The Block

Art & Culture — 12 months ago

Creative Living: Flo Meissner

Artist Flo Meissner shares their creative life. 

 

Artist and illustrator Flo Meissner makes work that’s concerned with identity, beauty, time and entropy. Their images can be deceiving – at first glance they have a nearly gentle quality; clear skies, pastoral scenes, and bright, pastel covers. Look for longer though and the same scenes become chilling: pencils pierce through praying hands, a skull hiding in a fruit bowl, a horse bursting into flame. 

 

To coincide with Meissner’s inclusion in Futura Drops’ Otherwise Overwhelmingly Orange exhibition in Milan, they discuss drawing as habit, the line between life and work and deadlines. 

 

Shop Flo Meissner’s print here

Words
Everpress Team
Share
Courtesy of Flo Meissner

When do you feel most creative?

I usually feel most creative in the mornings and evenings. These are the times when my mind is in its most relaxed state, so creating new ideas feels easier. 

Tell me a little about your relationship to deadlines? Do you meet them easily? And do you need them to motivate you?

I don’t think that I have any particular relationship with deadlines. I get things done by the time they have to be done. Sometimes it’s good to have a deadline as a structure for my workflow, but I wouldn’t say that I need deadlines to motivate me. 

I draw every single day

Courtesy of Flo Meissner

Do you need routine?

I do. When it comes to drawing, I do it every single day, and I have been drawing every day for the last 10 years. I couldn’t live without it at this point and it has become very ingrained in my day-to-day life.

Do you work better in the morning or the evening?

Both work fine for me. 

Courtesy of Flo Meissner

Do you work on the weekends? Do you try to draw a clear line between ‘life’ and ‘work’ or does it all blend into one?

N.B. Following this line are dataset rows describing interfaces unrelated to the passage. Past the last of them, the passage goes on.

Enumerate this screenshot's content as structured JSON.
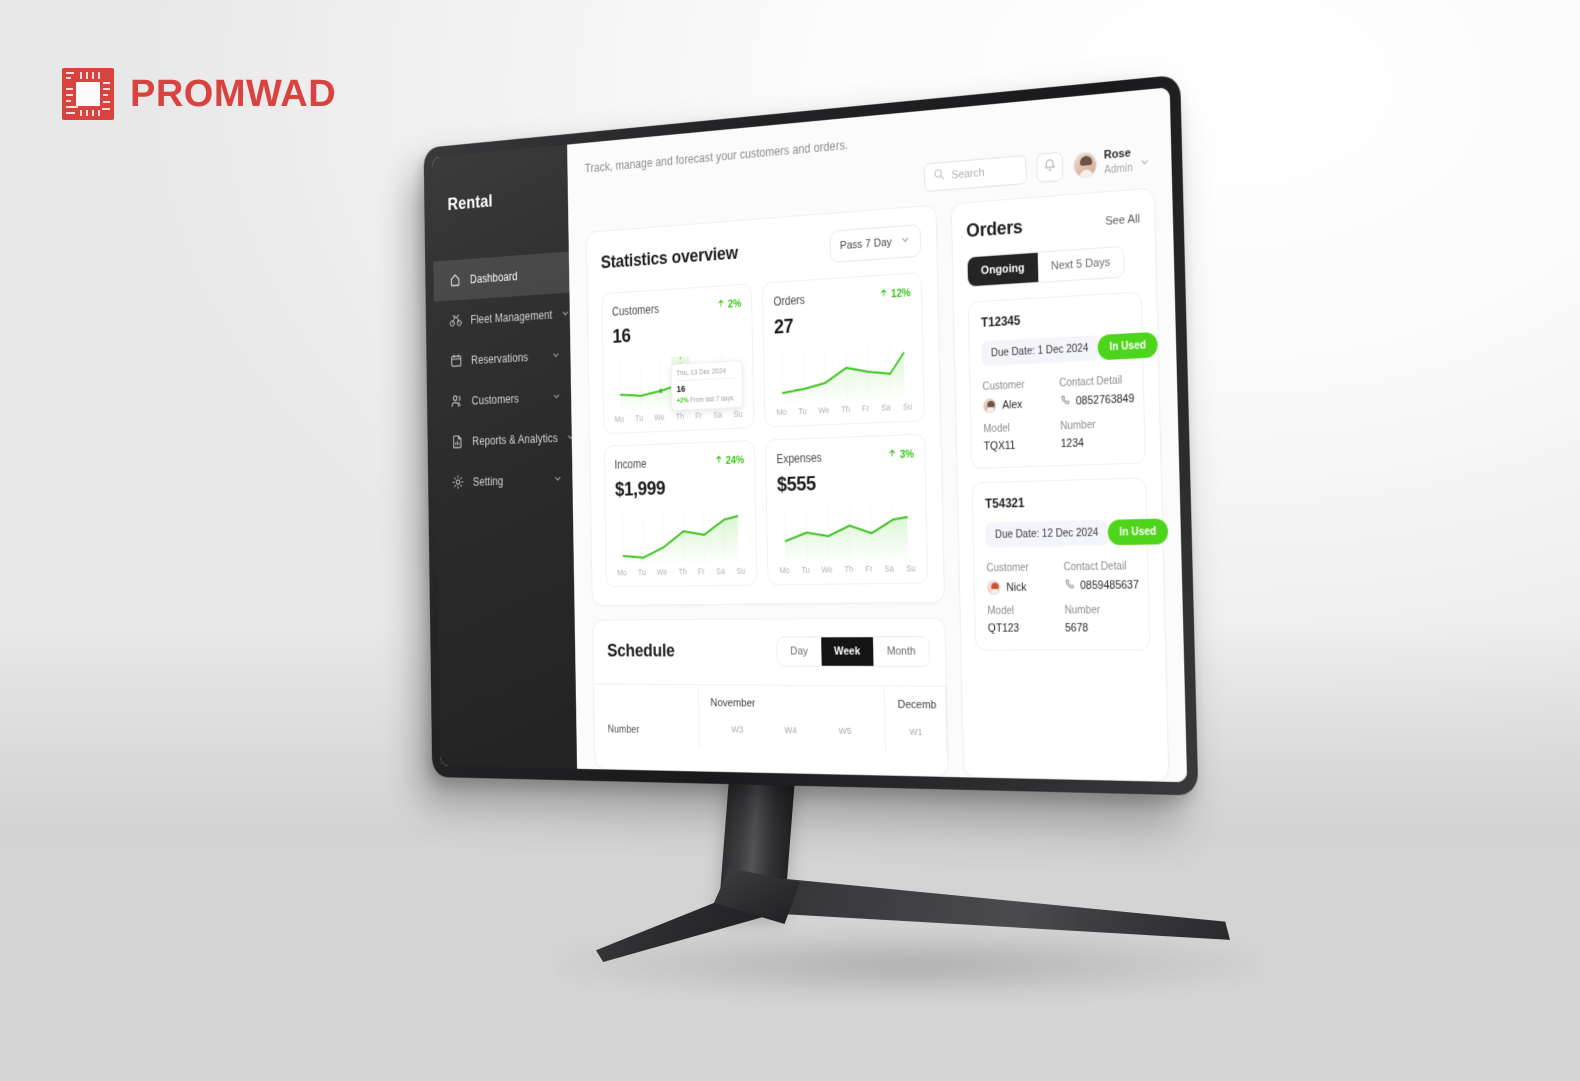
{
  "brand": {
    "logo_text": "PROMWAD",
    "logo_icon": "circuit-chip-icon",
    "logo_color": "#d9433f"
  },
  "app": {
    "name": "Rental",
    "tagline": "Track, manage and forecast your customers and orders."
  },
  "sidebar": {
    "items": [
      {
        "label": "Dashboard",
        "icon": "home-icon",
        "active": true,
        "expandable": false
      },
      {
        "label": "Fleet Management",
        "icon": "bicycle-icon",
        "active": false,
        "expandable": true
      },
      {
        "label": "Reservations",
        "icon": "calendar-icon",
        "active": false,
        "expandable": true
      },
      {
        "label": "Customers",
        "icon": "people-icon",
        "active": false,
        "expandable": true
      },
      {
        "label": "Reports & Analytics",
        "icon": "document-chart-icon",
        "active": false,
        "expandable": true
      },
      {
        "label": "Setting",
        "icon": "gear-icon",
        "active": false,
        "expandable": true
      }
    ]
  },
  "toolbar": {
    "search_placeholder": "Search",
    "search_icon": "search-icon",
    "bell_icon": "bell-icon",
    "user_name": "Rose",
    "user_role": "Admin",
    "caret_icon": "chevron-down-icon"
  },
  "statistics": {
    "title": "Statistics overview",
    "range_label": "Pass 7 Day",
    "tooltip": {
      "date": "Thu, 13 Dec 2024",
      "value": "16",
      "delta": "+2%",
      "note": "From last 7 days"
    },
    "cards": [
      {
        "label": "Customers",
        "value": "16",
        "delta": "2%",
        "trend": "up"
      },
      {
        "label": "Orders",
        "value": "27",
        "delta": "12%",
        "trend": "up"
      },
      {
        "label": "Income",
        "value": "$1,999",
        "delta": "24%",
        "trend": "up"
      },
      {
        "label": "Expenses",
        "value": "$555",
        "delta": "3%",
        "trend": "up"
      }
    ]
  },
  "chart_data": [
    {
      "type": "line",
      "title": "Customers",
      "categories": [
        "Mo",
        "Tu",
        "We",
        "Th",
        "Fr",
        "Sa",
        "Su"
      ],
      "values": [
        30,
        26,
        33,
        44,
        56,
        68,
        78
      ],
      "ylabel": "",
      "xlabel": "",
      "grid": true,
      "legend": "none",
      "annotation": "Thu, 13 Dec 2024 — 16 (+2% From last 7 days)"
    },
    {
      "type": "line",
      "title": "Orders",
      "categories": [
        "Mo",
        "Tu",
        "We",
        "Th",
        "Fr",
        "Sa",
        "Su"
      ],
      "values": [
        18,
        22,
        30,
        55,
        47,
        42,
        80
      ],
      "ylabel": "",
      "xlabel": "",
      "grid": true,
      "legend": "none"
    },
    {
      "type": "line",
      "title": "Income",
      "categories": [
        "Mo",
        "Tu",
        "We",
        "Th",
        "Fr",
        "Sa",
        "Su"
      ],
      "values": [
        14,
        10,
        24,
        52,
        44,
        72,
        80
      ],
      "ylabel": "",
      "xlabel": "",
      "grid": true,
      "legend": "none"
    },
    {
      "type": "line",
      "title": "Expenses",
      "categories": [
        "Mo",
        "Tu",
        "We",
        "Th",
        "Fr",
        "Sa",
        "Su"
      ],
      "values": [
        34,
        48,
        42,
        58,
        44,
        66,
        70
      ],
      "ylabel": "",
      "xlabel": "",
      "grid": true,
      "legend": "none"
    }
  ],
  "schedule": {
    "title": "Schedule",
    "views": [
      {
        "label": "Day",
        "active": false
      },
      {
        "label": "Week",
        "active": true
      },
      {
        "label": "Month",
        "active": false
      }
    ],
    "column_header": "Number",
    "months": [
      {
        "name": "November",
        "weeks": [
          "W3",
          "W4",
          "W5"
        ]
      },
      {
        "name": "Decemb",
        "weeks": [
          "W1"
        ]
      }
    ]
  },
  "orders": {
    "title": "Orders",
    "see_all_label": "See All",
    "tabs": [
      {
        "label": "Ongoing",
        "active": true
      },
      {
        "label": "Next 5 Days",
        "active": false
      }
    ],
    "field_labels": {
      "customer": "Customer",
      "contact": "Contact Detail",
      "model": "Model",
      "number": "Number"
    },
    "items": [
      {
        "id": "T12345",
        "due": "Due Date: 1 Dec 2024",
        "status": "In Used",
        "customer": "Alex",
        "contact": "0852763849",
        "model": "TQX11",
        "number": "1234"
      },
      {
        "id": "T54321",
        "due": "Due Date: 12 Dec 2024",
        "status": "In Used",
        "customer": "Nick",
        "contact": "0859485637",
        "model": "QT123",
        "number": "5678"
      }
    ]
  },
  "colors": {
    "accent_green": "#4fd41c",
    "line_green": "#3ac21a",
    "brand_red": "#d9433f",
    "sidebar_dark": "#2a2a2a",
    "pill_dark": "#252525"
  }
}
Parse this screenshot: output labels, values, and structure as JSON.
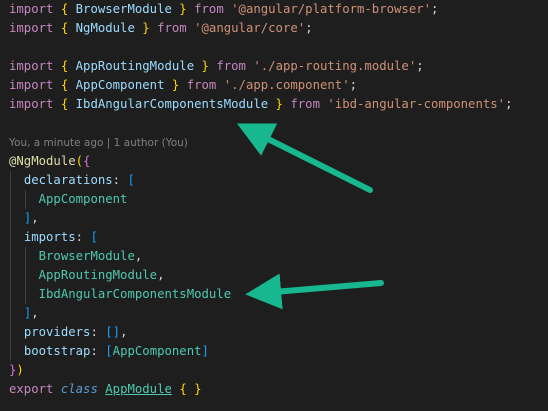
{
  "theme": {
    "background": "#1e1e1e",
    "keyword": "#c586c0",
    "storage": "#569cd6",
    "string": "#ce9178",
    "identifier": "#9cdcfe",
    "class": "#4ec9b0",
    "function": "#dcdcaa",
    "bracket_gold": "#ffd700",
    "bracket_orchid": "#da70d6",
    "bracket_blue": "#179fff",
    "codelens": "#7f7f7f",
    "arrow": "#17b890"
  },
  "codelens": "You, a minute ago | 1 author (You)",
  "lines": [
    [
      [
        "kw",
        "import"
      ],
      [
        "pl",
        " "
      ],
      [
        "br1",
        "{"
      ],
      [
        "pl",
        " "
      ],
      [
        "id",
        "BrowserModule"
      ],
      [
        "pl",
        " "
      ],
      [
        "br1",
        "}"
      ],
      [
        "pl",
        " "
      ],
      [
        "kw",
        "from"
      ],
      [
        "pl",
        " "
      ],
      [
        "str",
        "'@angular/platform-browser'"
      ],
      [
        "pl",
        ";"
      ]
    ],
    [
      [
        "kw",
        "import"
      ],
      [
        "pl",
        " "
      ],
      [
        "br1",
        "{"
      ],
      [
        "pl",
        " "
      ],
      [
        "id",
        "NgModule"
      ],
      [
        "pl",
        " "
      ],
      [
        "br1",
        "}"
      ],
      [
        "pl",
        " "
      ],
      [
        "kw",
        "from"
      ],
      [
        "pl",
        " "
      ],
      [
        "str",
        "'@angular/core'"
      ],
      [
        "pl",
        ";"
      ]
    ],
    [],
    [
      [
        "kw",
        "import"
      ],
      [
        "pl",
        " "
      ],
      [
        "br1",
        "{"
      ],
      [
        "pl",
        " "
      ],
      [
        "id",
        "AppRoutingModule"
      ],
      [
        "pl",
        " "
      ],
      [
        "br1",
        "}"
      ],
      [
        "pl",
        " "
      ],
      [
        "kw",
        "from"
      ],
      [
        "pl",
        " "
      ],
      [
        "str",
        "'./app-routing.module'"
      ],
      [
        "pl",
        ";"
      ]
    ],
    [
      [
        "kw",
        "import"
      ],
      [
        "pl",
        " "
      ],
      [
        "br1",
        "{"
      ],
      [
        "pl",
        " "
      ],
      [
        "id",
        "AppComponent"
      ],
      [
        "pl",
        " "
      ],
      [
        "br1",
        "}"
      ],
      [
        "pl",
        " "
      ],
      [
        "kw",
        "from"
      ],
      [
        "pl",
        " "
      ],
      [
        "str",
        "'./app.component'"
      ],
      [
        "pl",
        ";"
      ]
    ],
    [
      [
        "kw",
        "import"
      ],
      [
        "pl",
        " "
      ],
      [
        "br1",
        "{"
      ],
      [
        "pl",
        " "
      ],
      [
        "id",
        "IbdAngularComponentsModule"
      ],
      [
        "pl",
        " "
      ],
      [
        "br1",
        "}"
      ],
      [
        "pl",
        " "
      ],
      [
        "kw",
        "from"
      ],
      [
        "pl",
        " "
      ],
      [
        "str",
        "'ibd-angular-components'"
      ],
      [
        "pl",
        ";"
      ]
    ],
    [],
    [
      [
        "fn",
        "@NgModule"
      ],
      [
        "br1",
        "("
      ],
      [
        "br2",
        "{"
      ]
    ],
    [
      [
        "pl",
        "  "
      ],
      [
        "id",
        "declarations"
      ],
      [
        "pl",
        ": "
      ],
      [
        "br3",
        "["
      ]
    ],
    [
      [
        "pl",
        "    "
      ],
      [
        "cls",
        "AppComponent"
      ]
    ],
    [
      [
        "pl",
        "  "
      ],
      [
        "br3",
        "]"
      ],
      [
        "pl",
        ","
      ]
    ],
    [
      [
        "pl",
        "  "
      ],
      [
        "id",
        "imports"
      ],
      [
        "pl",
        ": "
      ],
      [
        "br3",
        "["
      ]
    ],
    [
      [
        "pl",
        "    "
      ],
      [
        "cls",
        "BrowserModule"
      ],
      [
        "pl",
        ","
      ]
    ],
    [
      [
        "pl",
        "    "
      ],
      [
        "cls",
        "AppRoutingModule"
      ],
      [
        "pl",
        ","
      ]
    ],
    [
      [
        "pl",
        "    "
      ],
      [
        "cls",
        "IbdAngularComponentsModule"
      ]
    ],
    [
      [
        "pl",
        "  "
      ],
      [
        "br3",
        "]"
      ],
      [
        "pl",
        ","
      ]
    ],
    [
      [
        "pl",
        "  "
      ],
      [
        "id",
        "providers"
      ],
      [
        "pl",
        ": "
      ],
      [
        "br3",
        "[]"
      ],
      [
        "pl",
        ","
      ]
    ],
    [
      [
        "pl",
        "  "
      ],
      [
        "id",
        "bootstrap"
      ],
      [
        "pl",
        ": "
      ],
      [
        "br3",
        "["
      ],
      [
        "cls",
        "AppComponent"
      ],
      [
        "br3",
        "]"
      ]
    ],
    [
      [
        "br2",
        "}"
      ],
      [
        "br1",
        ")"
      ]
    ],
    [
      [
        "kw",
        "export"
      ],
      [
        "pl",
        " "
      ],
      [
        "kwb ital",
        "class"
      ],
      [
        "pl",
        " "
      ],
      [
        "cls ul",
        "AppModule"
      ],
      [
        "pl",
        " "
      ],
      [
        "br1",
        "{"
      ],
      [
        "pl",
        " "
      ],
      [
        "br1",
        "}"
      ]
    ]
  ]
}
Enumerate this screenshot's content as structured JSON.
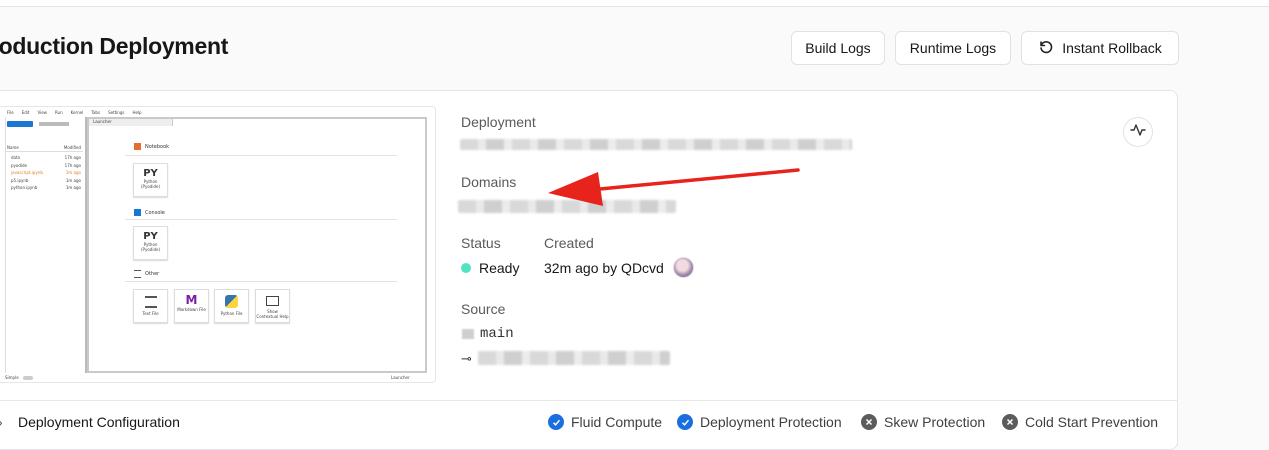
{
  "page_title": "roduction Deployment",
  "header_buttons": {
    "build_logs": "Build Logs",
    "runtime_logs": "Runtime Logs",
    "instant_rollback": "Instant Rollback"
  },
  "details": {
    "deployment_label": "Deployment",
    "domains_label": "Domains",
    "status_label": "Status",
    "status_value": "Ready",
    "created_label": "Created",
    "created_value": "32m ago by QDcvd",
    "source_label": "Source",
    "branch_value": "main"
  },
  "footer": {
    "config_label": "Deployment Configuration",
    "features": [
      {
        "label": "Fluid Compute",
        "enabled": true
      },
      {
        "label": "Deployment Protection",
        "enabled": true
      },
      {
        "label": "Skew Protection",
        "enabled": false
      },
      {
        "label": "Cold Start Prevention",
        "enabled": false
      }
    ]
  },
  "preview": {
    "menu": [
      "File",
      "Edit",
      "View",
      "Run",
      "Kernel",
      "Tabs",
      "Settings",
      "Help"
    ],
    "tab_label": "Launcher",
    "file_header": [
      "Name",
      "Modified"
    ],
    "files": [
      {
        "name": "data",
        "modified": "17h ago"
      },
      {
        "name": "pyodide",
        "modified": "17h ago"
      },
      {
        "name": "javascript.ipynb",
        "modified": "1m ago"
      },
      {
        "name": "p5.ipynb",
        "modified": "1m ago"
      },
      {
        "name": "python.ipynb",
        "modified": "1m ago"
      }
    ],
    "sections": [
      "Notebook",
      "Console",
      "Other"
    ],
    "kernel_label": "Python (Pyodide)",
    "other_tiles": [
      "Text File",
      "Markdown File",
      "Python File",
      "Show Contextual Help"
    ],
    "status_mode": "Simple",
    "status_right": "Launcher"
  },
  "colors": {
    "ready_dot": "#50e3c2",
    "feature_enabled": "#1a6fe0",
    "feature_disabled": "#5c5c5c",
    "annotation_arrow": "#e8231b"
  }
}
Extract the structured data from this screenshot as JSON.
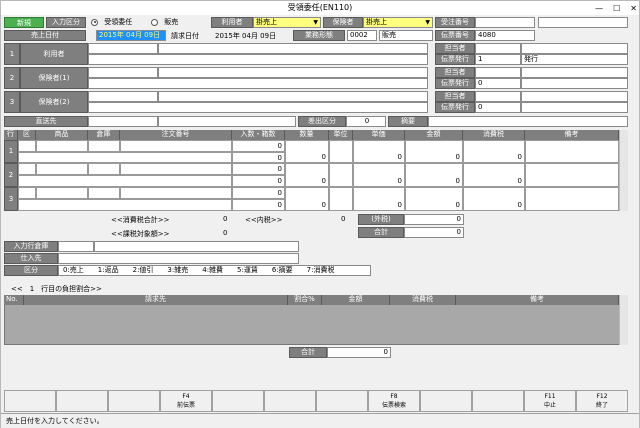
{
  "window": {
    "title": "受領委任(EN110)",
    "minimize": "—",
    "maximize": "☐",
    "close": "✕"
  },
  "header": {
    "mode": "新規",
    "input_kbn_label": "入力区分",
    "radio1": "受領委任",
    "radio2": "販売",
    "riyousha_label": "利用者",
    "riyousha_value": "掛売上",
    "hokensha_label": "保険者",
    "hokensha_value": "掛売上",
    "juchu_label": "受注番号",
    "uriage_date_label": "売上日付",
    "uriage_date_value": "2015年 04月 09日",
    "seikyu_date_label": "請求日付",
    "seikyu_date_value": "2015年 04月 09日",
    "gyomu_label": "業務形態",
    "gyomu_code": "0002",
    "gyomu_name": "販売",
    "denpyo_label": "伝票番号",
    "denpyo_value": "4080"
  },
  "parties": {
    "rows": [
      {
        "no": "1",
        "label": "利用者"
      },
      {
        "no": "2",
        "label": "保険者(1)"
      },
      {
        "no": "3",
        "label": "保険者(2)"
      }
    ],
    "tantou_label": "担当者",
    "denpyo_hakko_label": "伝票発行",
    "hakko_values": [
      "1",
      "0",
      "0"
    ],
    "hakko_text": "発行",
    "chokusou_label": "直送先",
    "sashidashi_label": "差出区分",
    "sashidashi_value": "0",
    "tekiyo_label": "摘要"
  },
  "grid": {
    "headers": {
      "gyo": "行",
      "ku": "区",
      "shohin": "商品",
      "soko": "倉庫",
      "chumon": "注文番号",
      "irisu": "入数・箱数",
      "suryo": "数量",
      "tani": "単位",
      "tanka": "単価",
      "kingaku": "金額",
      "shohizei": "消費税",
      "biko": "備考"
    },
    "rows": [
      {
        "no": "1",
        "irisu": [
          "0",
          "0"
        ],
        "suryo": "0",
        "tanka": "0",
        "kingaku": "0",
        "zei": "0"
      },
      {
        "no": "2",
        "irisu": [
          "0",
          "0"
        ],
        "suryo": "0",
        "tanka": "0",
        "kingaku": "0",
        "zei": "0"
      },
      {
        "no": "3",
        "irisu": [
          "0",
          "0"
        ],
        "suryo": "0",
        "tanka": "0",
        "kingaku": "0",
        "zei": "0"
      }
    ]
  },
  "totals": {
    "shohizei_total_label": "<<消費税合計>>",
    "shohizei_total_value": "0",
    "uchizei_label": "<<内税>>",
    "uchizei_value": "0",
    "kazei_label": "<<課税対象額>>",
    "kazei_value": "0",
    "sotozei_label": "(外税)",
    "sotozei_value": "0",
    "gokei_label": "合計",
    "gokei_value": "0"
  },
  "lower": {
    "nyuryoku_soko_label": "入力行倉庫",
    "shiiresaki_label": "仕入先",
    "kubun_label": "区分",
    "kubun_options": "0:売上　　1:返品　　2:値引　　3:雑売　　4:雑費　　5:運賃　　6:摘要　　7:消費税"
  },
  "burden": {
    "title": "<<　1　行目の負担割合>>",
    "headers": {
      "no": "No.",
      "seikyusaki": "請求先",
      "wariai": "割合%",
      "kingaku": "金額",
      "zei": "消費税",
      "biko": "備考"
    },
    "total_label": "合計",
    "total_value": "0"
  },
  "fkeys": [
    {
      "key": "",
      "label": ""
    },
    {
      "key": "",
      "label": ""
    },
    {
      "key": "",
      "label": ""
    },
    {
      "key": "F4",
      "label": "前伝票"
    },
    {
      "key": "",
      "label": ""
    },
    {
      "key": "",
      "label": ""
    },
    {
      "key": "",
      "label": ""
    },
    {
      "key": "F8",
      "label": "伝票検索"
    },
    {
      "key": "",
      "label": ""
    },
    {
      "key": "",
      "label": ""
    },
    {
      "key": "F11",
      "label": "中止"
    },
    {
      "key": "F12",
      "label": "終了"
    }
  ],
  "status": "売上日付を入力してください。"
}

I don’t take days off, and for me there is no separation. I’m not saying that I’m sitting at my desk 24/7, there definitely has to be leisure time, but creativity doesn’t stop when I put my pencil down. For me, inspiration and ideas can strike at every point throughout the day, on any day. 

I was aimless in the beginning

On days when you hit a creative block, what do you do to get past it?

That’s the beauty of having a routine. Drawing every day for such a long time, it simply became a habit. Even when I’m not in the mood, I draw. And a lot of times I might not like what I have created, but I always know that there’s a new day to try again. For me the challenge isn’t to get into the flow, it’s not to get out of the flow. 

Courtesy of Flo Meissner

How has your relationship with your practice evolved over the years?

I think in the beginning there were so many styles and directions to explore. Everything was exciting and fascinating, and though I knew that this would be the passion of my life once it clicked, I was aimless in the beginning. It’s only in the last couple of years that I’ve gotten a deeper sense of what it is I want to express through my works, and where I want to take my practice in the long term. The depth of the connection I have with my work these days and how much it enriches my life is hard to put into words.

Read More: Creative Living: Teemu Keisteri